We're all familiar with customer satisfaction surveys. "Did we meet your needs? What is your perception of our service? Rate us 1 to 5"...blah blah blah.
Surveys like this can provide helpful information about what customers think, but they're usually too general to be very effective.
Continual improvement of products and services can be an effective approach to maintaining existing customers and winning new ones, especially if your goal is to create strong word of mouth. Strong word of mouth tends to create customer evangelists, those passionate advocates who tell others about your products and services.
To truly understand what your current evangelists think about you, say about you, and do about you, you must dig deeper than the typical satisfaction survey.
To understand what lives in the minds of your customers, you should seek out the following:
- What do current customers say that they LOVE about you?
- What specifically do they say you should improve?
- When was the last time you disappointed them?
- What do they value the most about your company?
- Which specific customers recommend you the most?
- What do they say specifically--in their own words--when they recommend you to others?
Our term for seeking the answers to these questions is "Customer Plus-Delta:" The plus signifies what's working well; the delta is all about specific improvement.

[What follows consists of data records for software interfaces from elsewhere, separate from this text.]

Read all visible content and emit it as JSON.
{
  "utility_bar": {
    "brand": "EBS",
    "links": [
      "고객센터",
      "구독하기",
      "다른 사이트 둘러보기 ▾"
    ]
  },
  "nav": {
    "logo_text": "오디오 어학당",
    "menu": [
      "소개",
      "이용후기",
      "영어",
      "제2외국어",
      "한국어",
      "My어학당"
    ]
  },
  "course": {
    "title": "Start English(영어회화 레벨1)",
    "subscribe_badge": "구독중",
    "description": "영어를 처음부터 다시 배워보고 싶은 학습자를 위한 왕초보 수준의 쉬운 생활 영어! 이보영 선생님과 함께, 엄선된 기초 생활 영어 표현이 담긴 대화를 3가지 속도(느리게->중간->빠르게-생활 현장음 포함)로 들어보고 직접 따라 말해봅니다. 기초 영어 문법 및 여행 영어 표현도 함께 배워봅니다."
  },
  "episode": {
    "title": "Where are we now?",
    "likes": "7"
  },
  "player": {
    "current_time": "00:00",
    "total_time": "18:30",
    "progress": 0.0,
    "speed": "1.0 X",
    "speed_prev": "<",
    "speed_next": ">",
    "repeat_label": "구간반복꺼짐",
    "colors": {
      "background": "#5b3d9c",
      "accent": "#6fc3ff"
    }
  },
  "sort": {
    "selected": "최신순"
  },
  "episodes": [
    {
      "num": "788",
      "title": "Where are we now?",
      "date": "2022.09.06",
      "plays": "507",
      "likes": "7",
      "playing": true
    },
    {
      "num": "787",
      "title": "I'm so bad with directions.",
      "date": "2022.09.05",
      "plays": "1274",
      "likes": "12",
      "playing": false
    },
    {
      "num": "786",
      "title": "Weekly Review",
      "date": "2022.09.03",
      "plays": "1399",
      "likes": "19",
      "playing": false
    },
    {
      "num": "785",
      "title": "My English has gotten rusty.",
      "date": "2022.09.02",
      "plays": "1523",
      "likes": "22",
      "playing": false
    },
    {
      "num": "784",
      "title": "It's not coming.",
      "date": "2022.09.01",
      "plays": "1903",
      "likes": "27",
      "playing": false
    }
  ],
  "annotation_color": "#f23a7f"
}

Here are six ways to gather this valuable customer knowledge that goes directly to the heart of creating customer evangelists:
1. Take At Least One Customer To Breakfast Or Lunch Every Week
Ask them as many questions as you can think of. Let them do all the talking. Sounds easy enough, right? Funny how fast our schedules fill up with internal meetings. Your customers are more important than anything else that could possibly be going on inside your company.
2. Scour the Web
Use Google to search what people say about you on fan sites, in the newsgroups, on email discussion lists. An online search will help you discover -- and quickly contend with- any customer vigilantes.
3. Do Customer Interviews
And we don't mean focus groups. Ask an independent third party to perform in-depth, in-person or phone interviews to capture what customers really think.
4. Use Online Surveys
Develop brief, 5-8 question surveys with at least a few open-ended questions, such as the ones mentioned earlier. Send the survey to your house email list and put it on your web site. SurveyMonkey is a terrific tool for this, and you can't beat its cost.
5. Host an Online Discussion
Bring your best customers together in an email discussion group (groups.Yahoo.com and Topica.com are free.) For the more advanced, try an online conference tool such as WebEx or PlaceWare.
6. Create a Customer Advisory Board
Ask your best customers to meet, physically or virtually, and provide feedback on a regular basis. You'll be surprised at how many customers jump at the chance to be on a board.
The strategy of Customer Plus-Delta has two additional benefits:
• You'll add to the buzz that you are a customer-centered company. Your customers will tell their friends, colleagues and family that you value their opinions. • You can document the positive comments you receive and use them as testimonials in your brochures, on your web site, and in your PR efforts.